- What causes a complicated UTI?
- What is the strongest antibiotic for a urinary tract infection?
- Can you flush out a UTI with water?
- Does UTI go away with antibiotics?
- What happens when antibiotics don’t work for UTI?
- What is the difference between complicated and uncomplicated urinary tract infection?
- What happens if you have UTI for too long?
- Is it normal to still have UTI symptoms after antibiotics?
- How do you know if a UTI has spread to your kidneys?
- How long do you take IV antibiotics for UTI?
- Why do I still have burning after UTI?
What causes a complicated UTI?
The risk factors associated with complicated UTI include: urinary catheter use (either current or recent) recent urinary instrumentation (e.g., TURP) obstruction (e.g., related to stones, strictures, or external mass effect).
What is the strongest antibiotic for a urinary tract infection?
Drugs commonly recommended for simple UTIs include:Trimethoprim/sulfamethoxazole (Bactrim, Septra, others)Fosfomycin (Monurol)Nitrofurantoin (Macrodantin, Macrobid)Cephalexin (Keflex)Ceftriaxone.
Can you flush out a UTI with water?
Drinking water helps dilute your urine and ensures that you’ll urinate more frequently — allowing bacteria to be flushed from your urinary tract before an infection can begin. Drink cranberry juice.
Does UTI go away with antibiotics?
If bacteria start to grow in this system, it can lead to a UTI — which can cause pain, frequent urination, and sometimes even more serious illness. In most cases, antibiotics are needed to treat a UTI. Antibiotics kill the bacteria causing the infection, and help your symptoms go away in 1 to 2 days.
What happens when antibiotics don’t work for UTI?
If a UTI isn’t treated, there’s a chance it could spread to the kidneys. In some cases, this can trigger sepsis. This happens when your body becomes overwhelmed trying to fight infection. It can be deadly.
What is the difference between complicated and uncomplicated urinary tract infection?
Uncomplicated UTI – infection in a healthy, non-pregnant, pre-menopausal female patient with anatomically and functionally normal urinary tract. Complicated UTI – infection associated with factors increasing colonization and decreasing efficacy of therapy.
What happens if you have UTI for too long?
The main danger associated with untreated UTIs is that the infection may spread from the bladder to one or both kidneys. When bacteria attack the kidneys, they can cause damage that will permanently reduce kidney function. In people who already have kidney problems, this can raise the risk of kidney failure.
Is it normal to still have UTI symptoms after antibiotics?

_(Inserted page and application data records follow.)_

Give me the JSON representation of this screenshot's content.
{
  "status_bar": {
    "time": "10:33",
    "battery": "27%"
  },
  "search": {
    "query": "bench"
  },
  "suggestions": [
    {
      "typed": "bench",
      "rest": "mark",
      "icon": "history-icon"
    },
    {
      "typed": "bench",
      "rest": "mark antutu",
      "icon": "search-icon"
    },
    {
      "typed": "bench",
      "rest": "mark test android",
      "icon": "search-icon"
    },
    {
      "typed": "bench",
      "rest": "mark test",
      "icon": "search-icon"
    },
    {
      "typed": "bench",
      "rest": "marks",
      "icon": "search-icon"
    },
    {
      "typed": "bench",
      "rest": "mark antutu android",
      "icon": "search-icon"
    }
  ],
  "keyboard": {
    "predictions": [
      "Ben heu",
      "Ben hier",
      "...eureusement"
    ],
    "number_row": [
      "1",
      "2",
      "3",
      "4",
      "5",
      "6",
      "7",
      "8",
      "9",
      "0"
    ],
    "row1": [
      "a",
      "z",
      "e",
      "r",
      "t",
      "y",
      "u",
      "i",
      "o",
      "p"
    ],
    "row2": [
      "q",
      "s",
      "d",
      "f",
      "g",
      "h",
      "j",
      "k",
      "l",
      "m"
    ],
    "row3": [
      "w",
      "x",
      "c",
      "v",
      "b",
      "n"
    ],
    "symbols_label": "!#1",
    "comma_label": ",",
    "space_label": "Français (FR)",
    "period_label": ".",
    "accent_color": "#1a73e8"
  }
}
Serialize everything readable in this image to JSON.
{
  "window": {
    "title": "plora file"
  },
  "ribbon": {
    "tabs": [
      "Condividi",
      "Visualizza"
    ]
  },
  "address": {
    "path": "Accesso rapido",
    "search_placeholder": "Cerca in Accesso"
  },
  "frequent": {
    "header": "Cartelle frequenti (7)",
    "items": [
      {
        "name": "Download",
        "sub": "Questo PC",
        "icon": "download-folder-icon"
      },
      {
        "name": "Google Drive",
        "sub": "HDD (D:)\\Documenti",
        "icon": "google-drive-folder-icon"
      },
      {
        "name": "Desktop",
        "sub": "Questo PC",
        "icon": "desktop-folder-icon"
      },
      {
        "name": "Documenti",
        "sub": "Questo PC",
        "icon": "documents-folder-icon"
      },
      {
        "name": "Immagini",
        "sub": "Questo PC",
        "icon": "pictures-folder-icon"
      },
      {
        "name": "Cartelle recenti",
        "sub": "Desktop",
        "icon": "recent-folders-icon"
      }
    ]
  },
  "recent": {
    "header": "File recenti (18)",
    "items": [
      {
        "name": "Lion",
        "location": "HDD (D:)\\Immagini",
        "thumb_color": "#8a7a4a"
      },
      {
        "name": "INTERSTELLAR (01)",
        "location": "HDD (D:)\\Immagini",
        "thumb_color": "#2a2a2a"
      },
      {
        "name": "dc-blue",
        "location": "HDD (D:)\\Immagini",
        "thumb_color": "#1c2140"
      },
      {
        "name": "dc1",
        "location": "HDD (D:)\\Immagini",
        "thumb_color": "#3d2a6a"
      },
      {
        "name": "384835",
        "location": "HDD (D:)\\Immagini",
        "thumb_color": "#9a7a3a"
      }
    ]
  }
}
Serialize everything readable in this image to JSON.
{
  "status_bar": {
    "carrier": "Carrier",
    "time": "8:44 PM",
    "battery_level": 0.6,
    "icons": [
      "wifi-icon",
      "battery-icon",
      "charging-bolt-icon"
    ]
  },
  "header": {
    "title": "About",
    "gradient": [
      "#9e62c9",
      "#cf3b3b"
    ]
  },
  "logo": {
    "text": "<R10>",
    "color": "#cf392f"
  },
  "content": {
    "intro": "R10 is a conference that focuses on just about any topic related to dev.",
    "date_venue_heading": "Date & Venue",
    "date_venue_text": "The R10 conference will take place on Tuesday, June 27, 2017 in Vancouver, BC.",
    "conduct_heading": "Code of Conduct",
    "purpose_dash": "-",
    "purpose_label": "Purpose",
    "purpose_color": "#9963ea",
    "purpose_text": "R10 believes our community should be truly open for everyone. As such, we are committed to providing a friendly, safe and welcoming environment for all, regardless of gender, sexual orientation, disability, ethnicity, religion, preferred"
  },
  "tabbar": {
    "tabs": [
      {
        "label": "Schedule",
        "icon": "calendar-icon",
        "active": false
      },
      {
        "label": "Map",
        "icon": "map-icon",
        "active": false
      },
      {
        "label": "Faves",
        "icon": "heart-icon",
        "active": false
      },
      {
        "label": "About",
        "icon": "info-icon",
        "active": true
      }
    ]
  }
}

If you continue to notice blood in your urine or if your symptoms persist after a course of antibiotics for a UTI, it may be a sign of something more, like bladder cancer. Bladder cancer symptoms are almost identical to those of a bladder infection.
How do you know if a UTI has spread to your kidneys?
A kidney infection is, in essence, a UTI that has spread into the kidneys. While this type of infection is rare, it’s also very dangerous and if you’re experiencing any of the following signs of a kidney infection, you should see a doctor immediately: Upper back or side pain. Fever, shaking or chills.
How long do you take IV antibiotics for UTI?
Typically, for an uncomplicated infection, you’ll take antibiotics for 2 to 3 days. Some people will need to take these medicines for up to 7 to 10 days. For a complicated infection, you might need to take antibiotics for 14 days or more.
Why do I still have burning after UTI?
Summary. A burning feeling is usually a symptom of a problem somewhere in the urinary tract. Urethral stricture disease, prostatitis, and kidney stones are possible causes of this symptom, and they are all curable. Treatment can often relieve the symptoms of painful bladder syndrome if this is the underlying issue.